Some genomes are so difficult to assemble, they are remembered by scientists trying to assemble them for all their life. Ruibang Luo at BGI possibly had such a shocking experience with pacific oyster, because it was the first genome he mentioned after my talk at Hong Kong University. Baylor genome center experienced similar difficulties with the urchin genome and Jeramiah Smith did not find the lamprey genome any easier.
High degree of heterozygosity is the common theme among those three genomes. Almost all assembly programs assume two copies of chromosomes to be identical. Therefore, when someone tries to run an existing program like SOAPdenovo on pacific oyster or lamprey, he comes up with very tiny contigs fragmented by ‘bubbles’ (an algorithmic term for de Bruijn graph-based assemblers).

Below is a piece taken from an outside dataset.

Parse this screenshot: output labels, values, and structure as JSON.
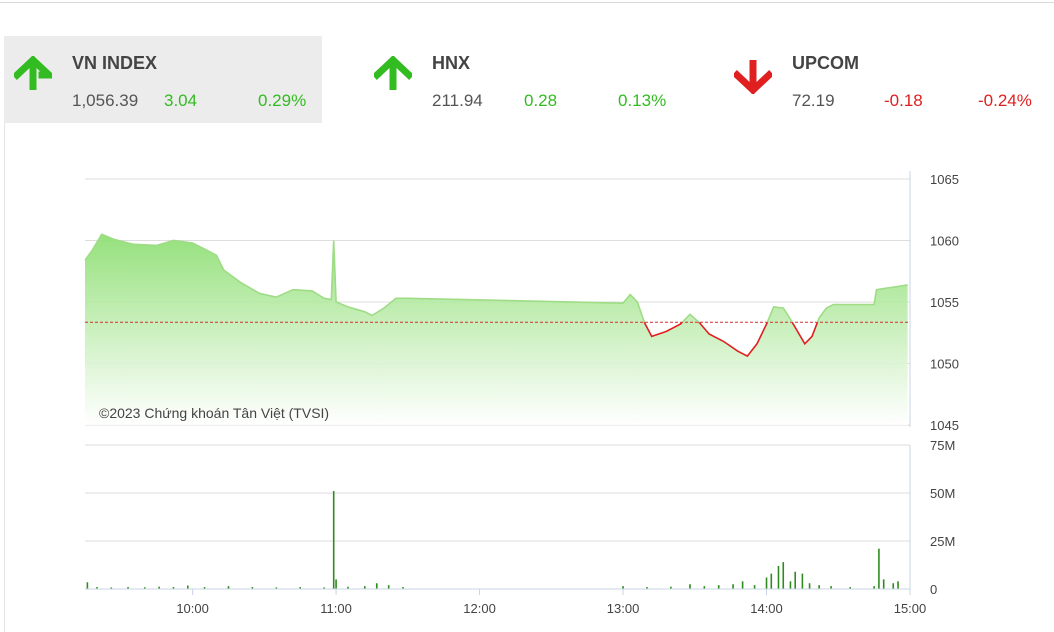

Dipspades module within SPAdes is one of the few existing programs, which can handle such assemblies algorithmically. However, SPAdes assembler cannot scale well for large assemblies yet. The other option is to get a Pacbio sequencing instrument, which appears to be the direction chosen by BGI.
Pacific oyster genome wins our nomination as a representative of highly polymorphic genome. Apart from being a nightmare for bioinformaticians, such genomes also raise interesting biological questions, such as how do those organisms manage to survive with such rapidly changing genomes. If 80% of genomes were functional, one of those changes will hit a functional region very soon and make the organism defective. Therefore, it is likely that the organisms will head extinction much more rapidly than those with stable genomes.